The AIDS movement would’ve never been successful if people with AIDS complained and whined about how they have it worse than people with HIV, yet, that’s exactly what type 1’s do with type 2’s.
Imagery & Association
When you think breast cancer, you think pink ribbon, support, cancer walks, people happy and emotional but never giving up or giving in to their condition. The imagery of women with breast cancer shows strong women maintaining a positive public demeanor while complying with treatments and screenings. People have cancer— they are not cancer.
Both the breast cancer awareness movement and AIDS movement removed the shame and self-consciousness related to having either condition. These movements de-stigmatized and redefined cancer and AIDS in a new social light. Now some words associated with cancer and AIDS are:

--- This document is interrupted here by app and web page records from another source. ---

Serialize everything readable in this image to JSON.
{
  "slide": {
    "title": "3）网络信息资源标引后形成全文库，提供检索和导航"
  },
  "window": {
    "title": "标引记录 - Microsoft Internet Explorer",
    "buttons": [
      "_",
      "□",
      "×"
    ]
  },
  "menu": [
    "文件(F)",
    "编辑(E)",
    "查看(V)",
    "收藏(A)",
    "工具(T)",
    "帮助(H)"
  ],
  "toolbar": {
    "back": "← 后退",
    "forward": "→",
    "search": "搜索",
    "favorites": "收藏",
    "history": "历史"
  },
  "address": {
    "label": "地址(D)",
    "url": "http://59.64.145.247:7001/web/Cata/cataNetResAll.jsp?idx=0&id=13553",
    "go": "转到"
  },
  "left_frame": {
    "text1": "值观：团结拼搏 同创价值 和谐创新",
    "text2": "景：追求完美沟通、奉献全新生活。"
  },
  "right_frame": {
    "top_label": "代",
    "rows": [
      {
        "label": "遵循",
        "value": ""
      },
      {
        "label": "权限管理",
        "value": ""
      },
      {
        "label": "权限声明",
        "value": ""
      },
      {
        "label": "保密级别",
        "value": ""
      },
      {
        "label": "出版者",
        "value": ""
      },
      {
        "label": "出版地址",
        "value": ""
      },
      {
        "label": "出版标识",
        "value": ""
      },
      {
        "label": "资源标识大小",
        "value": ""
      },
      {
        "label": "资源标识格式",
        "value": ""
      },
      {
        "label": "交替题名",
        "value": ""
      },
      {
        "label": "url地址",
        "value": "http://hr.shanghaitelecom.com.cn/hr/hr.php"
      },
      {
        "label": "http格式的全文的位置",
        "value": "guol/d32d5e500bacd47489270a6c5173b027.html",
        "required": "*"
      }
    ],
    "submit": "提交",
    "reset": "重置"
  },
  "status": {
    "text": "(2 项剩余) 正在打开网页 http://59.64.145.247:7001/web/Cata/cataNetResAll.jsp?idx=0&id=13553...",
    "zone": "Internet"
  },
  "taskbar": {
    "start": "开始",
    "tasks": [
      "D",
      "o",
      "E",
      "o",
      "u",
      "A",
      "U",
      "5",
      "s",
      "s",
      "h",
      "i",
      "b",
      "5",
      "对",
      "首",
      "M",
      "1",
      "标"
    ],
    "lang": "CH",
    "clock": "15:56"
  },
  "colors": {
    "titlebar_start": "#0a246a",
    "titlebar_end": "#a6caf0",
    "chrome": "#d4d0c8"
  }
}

These words are seldom associated or used in the diabetes community. Diabetes seems to be wrongfully illustrated as a disease of shame like depression or mental illness. For that reason, the culture as-is disables diabetes from ever being a high profile, highly supported condition like breast cancer.
Unfortunately, a lot if people associate words like “shame”, “blame”, “burnout”, and “secrecy” with their diabetes. I know it is hard managing diabetes but I also can’t imagine going through cancer or AIDS and if they can maintain that image to support their peers and advocate for their condition, so can we.

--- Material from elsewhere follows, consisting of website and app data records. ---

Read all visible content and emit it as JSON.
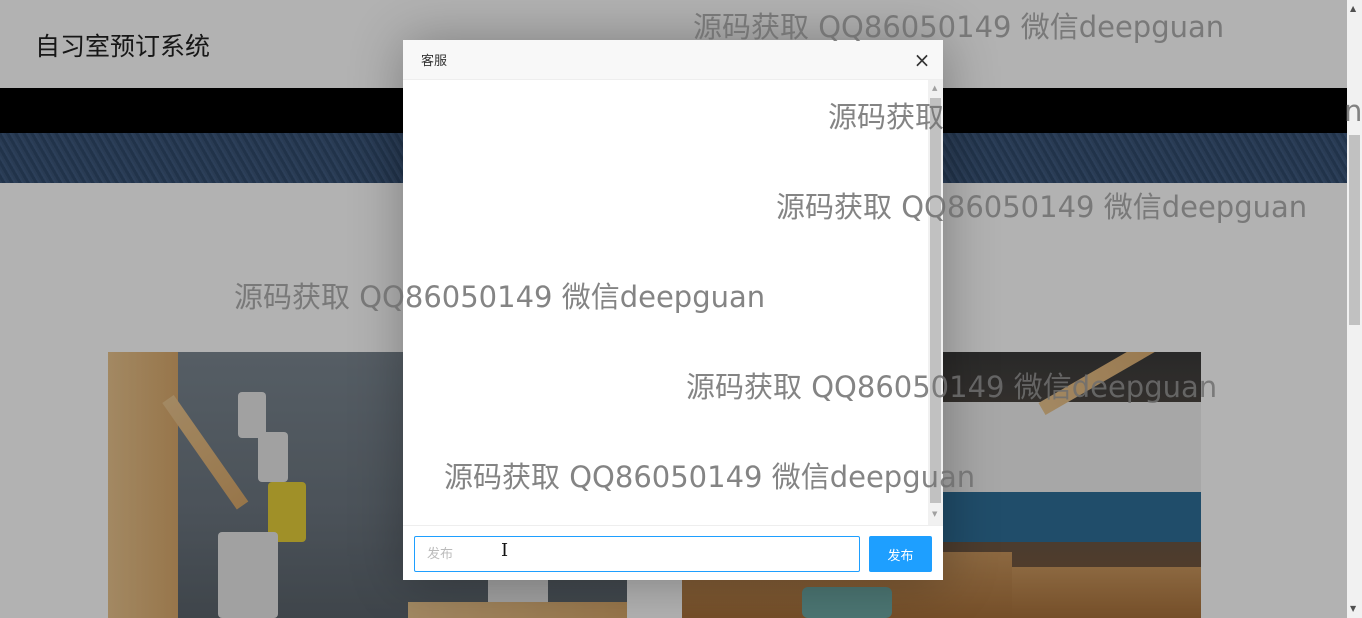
{
  "site": {
    "title": "自习室预订系统"
  },
  "dialog": {
    "title": "客服",
    "close_glyph": "×",
    "input_placeholder": "发布",
    "send_label": "发布"
  },
  "watermark": {
    "text_full": "源码获取 QQ86050149 微信deepguan",
    "text_partial": "源码获取",
    "text_edge": "n"
  },
  "colors": {
    "accent": "#1e9fff",
    "nav": "#000000",
    "banner": "#34506f"
  },
  "icons": {
    "close": "close-icon",
    "cursor": "text-cursor-icon"
  }
}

From the lack of education, imagery of diabetes often shows an overweight person eating unhealthy. Deaths from diabetes-related complications are brushed off as people aren’t aware that diabetes caused the stroke or heart attack or kidney failure. From the language people with diabetes use, people think it’s just a tedious condition that they allow themselves to be defined by. From the media, diabetes is a health joke.
You would never see media make fun of people with cancer as they do people with diabetes and that is largely because the lack of education, culture, and correct language used in and out of our community.

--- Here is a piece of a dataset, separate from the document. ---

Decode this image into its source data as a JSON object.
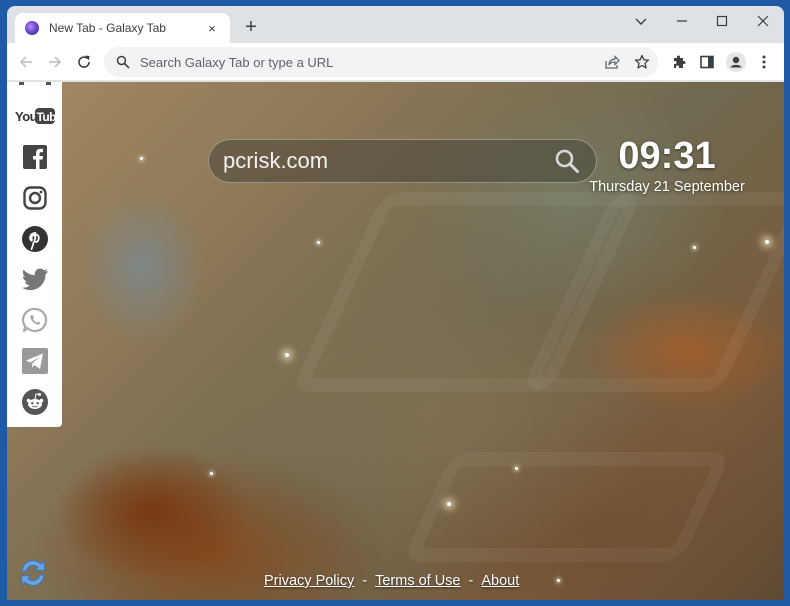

We Need a Major Rebranding
Cancer (specifically breast cancer) and AIDS have developed impressive brand identity and brand awareness through the use of language, a supportive community, and a resilient culture. The diabetes community needs to take notes on the culture and language people with cancer and AIDS live by daily. Hopefully one day there will be a uniform voice from the different associations and foundations that help to better serve the community and raise appropriate funding for research and mainstream education.
Until then, try changing the way you talk about your diabetes. Post on social media, write, and talk to your peers in attempt to debunk diabetes myths and educate. Join diabetes support groups that promote unity and embrace acceptance. Ignorance can be stopped if we actively support each other in the community and rebrand how people see diabetes through our language.
Diabetes is not a shameful disease. Make it your job to show the world just that.
*Open Discussion: Feel free to comment below on how you think we can get diabetes in the social spotlight and what we can do as a community to get the change we need like health care cost reduction, more research funding, and any other aspect of diabetes you feel is neglected! Comment below: